Dataset rows describing interfaces:

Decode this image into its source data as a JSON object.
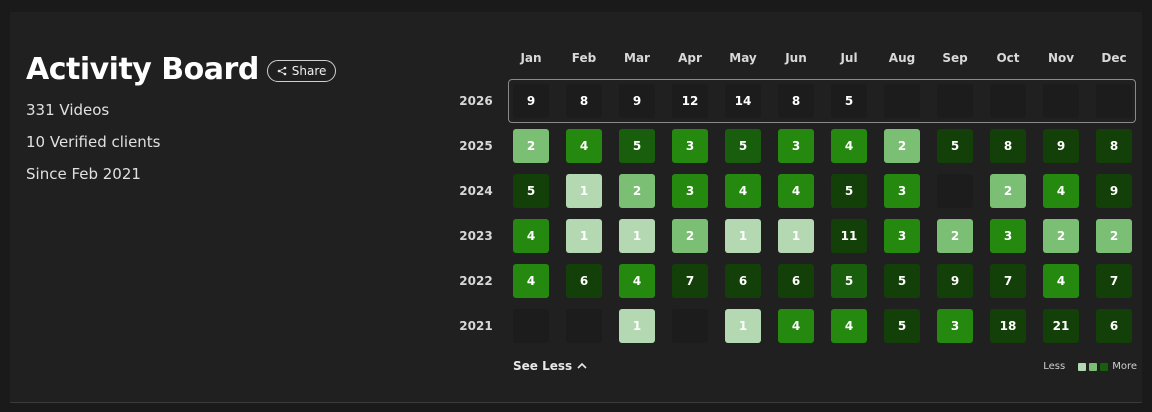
{
  "header": {
    "title": "Activity Board",
    "share_label": "Share",
    "stats": [
      "331 Videos",
      "10 Verified clients",
      "Since Feb 2021"
    ]
  },
  "board": {
    "months": [
      "Jan",
      "Feb",
      "Mar",
      "Apr",
      "May",
      "Jun",
      "Jul",
      "Aug",
      "Sep",
      "Oct",
      "Nov",
      "Dec"
    ],
    "rows": [
      {
        "year": "2026",
        "values": [
          9,
          8,
          9,
          12,
          14,
          8,
          5,
          null,
          null,
          null,
          null,
          null
        ],
        "highlighted": true
      },
      {
        "year": "2025",
        "values": [
          2,
          4,
          5,
          3,
          5,
          3,
          4,
          2,
          5,
          8,
          9,
          8
        ]
      },
      {
        "year": "2024",
        "values": [
          5,
          1,
          2,
          3,
          4,
          4,
          5,
          3,
          null,
          2,
          4,
          9
        ]
      },
      {
        "year": "2023",
        "values": [
          4,
          1,
          1,
          2,
          1,
          1,
          11,
          3,
          2,
          3,
          2,
          2
        ]
      },
      {
        "year": "2022",
        "values": [
          4,
          6,
          4,
          7,
          6,
          6,
          5,
          5,
          9,
          7,
          4,
          7
        ]
      },
      {
        "year": "2021",
        "values": [
          null,
          null,
          1,
          null,
          1,
          4,
          4,
          5,
          3,
          18,
          21,
          6
        ]
      }
    ],
    "levels": [
      [
        0,
        0,
        0,
        0,
        0,
        0,
        0,
        0,
        0,
        0,
        0,
        0
      ],
      [
        2,
        3,
        4,
        3,
        4,
        3,
        3,
        2,
        5,
        5,
        5,
        5
      ],
      [
        5,
        1,
        2,
        3,
        3,
        3,
        5,
        3,
        0,
        2,
        3,
        5
      ],
      [
        3,
        1,
        1,
        2,
        1,
        1,
        5,
        3,
        2,
        3,
        2,
        2
      ],
      [
        3,
        5,
        3,
        5,
        5,
        5,
        4,
        5,
        5,
        5,
        3,
        5
      ],
      [
        0,
        0,
        1,
        0,
        1,
        3,
        3,
        5,
        3,
        5,
        5,
        5
      ]
    ],
    "level_colors": [
      "#1c1c1c",
      "#b4d9b2",
      "#7abf73",
      "#25880f",
      "#195e0c",
      "#133f08"
    ]
  },
  "footer": {
    "see_less_label": "See Less",
    "legend_less": "Less",
    "legend_more": "More",
    "legend_colors": [
      "#b4d9b2",
      "#7abf73",
      "#195e0c"
    ]
  }
}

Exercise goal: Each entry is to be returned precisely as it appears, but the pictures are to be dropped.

Exercise answer:
Decode this image into its source data as a JSON object.
{
  "header": {
    "title": "Activity Board",
    "share_label": "Share",
    "stats": [
      "331 Videos",
      "10 Verified clients",
      "Since Feb 2021"
    ]
  },
  "board": {
    "months": [
      "Jan",
      "Feb",
      "Mar",
      "Apr",
      "May",
      "Jun",
      "Jul",
      "Aug",
      "Sep",
      "Oct",
      "Nov",
      "Dec"
    ],
    "rows": [
      {
        "year": "2026",
        "values": [
          9,
          8,
          9,
          12,
          14,
          8,
          5,
          null,
          null,
          null,
          null,
          null
        ],
        "highlighted": true
      },
      {
        "year": "2025",
        "values": [
          2,
          4,
          5,
          3,
          5,
          3,
          4,
          2,
          5,
          8,
          9,
          8
        ]
      },
      {
        "year": "2024",
        "values": [
          5,
          1,
          2,
          3,
          4,
          4,
          5,
          3,
          null,
          2,
          4,
          9
        ]
      },
      {
        "year": "2023",
        "values": [
          4,
          1,
          1,
          2,
          1,
          1,
          11,
          3,
          2,
          3,
          2,
          2
        ]
      },
      {
        "year": "2022",
        "values": [
          4,
          6,
          4,
          7,
          6,
          6,
          5,
          5,
          9,
          7,
          4,
          7
        ]
      },
      {
        "year": "2021",
        "values": [
          null,
          null,
          1,
          null,
          1,
          4,
          4,
          5,
          3,
          18,
          21,
          6
        ]
      }
    ],
    "levels": [
      [
        0,
        0,
        0,
        0,
        0,
        0,
        0,
        0,
        0,
        0,
        0,
        0
      ],
      [
        2,
        3,
        4,
        3,
        4,
        3,
        3,
        2,
        5,
        5,
        5,
        5
      ],
      [
        5,
        1,
        2,
        3,
        3,
        3,
        5,
        3,
        0,
        2,
        3,
        5
      ],
      [
        3,
        1,
        1,
        2,
        1,
        1,
        5,
        3,
        2,
        3,
        2,
        2
      ],
      [
        3,
        5,
        3,
        5,
        5,
        5,
        4,
        5,
        5,
        5,
        3,
        5
      ],
      [
        0,
        0,
        1,
        0,
        1,
        3,
        3,
        5,
        3,
        5,
        5,
        5
      ]
    ],
    "level_colors": [
      "#1c1c1c",
      "#b4d9b2",
      "#7abf73",
      "#25880f",
      "#195e0c",
      "#133f08"
    ]
  },
  "footer": {
    "see_less_label": "See Less",
    "legend_less": "Less",
    "legend_more": "More",
    "legend_colors": [
      "#b4d9b2",
      "#7abf73",
      "#195e0c"
    ]
  }
}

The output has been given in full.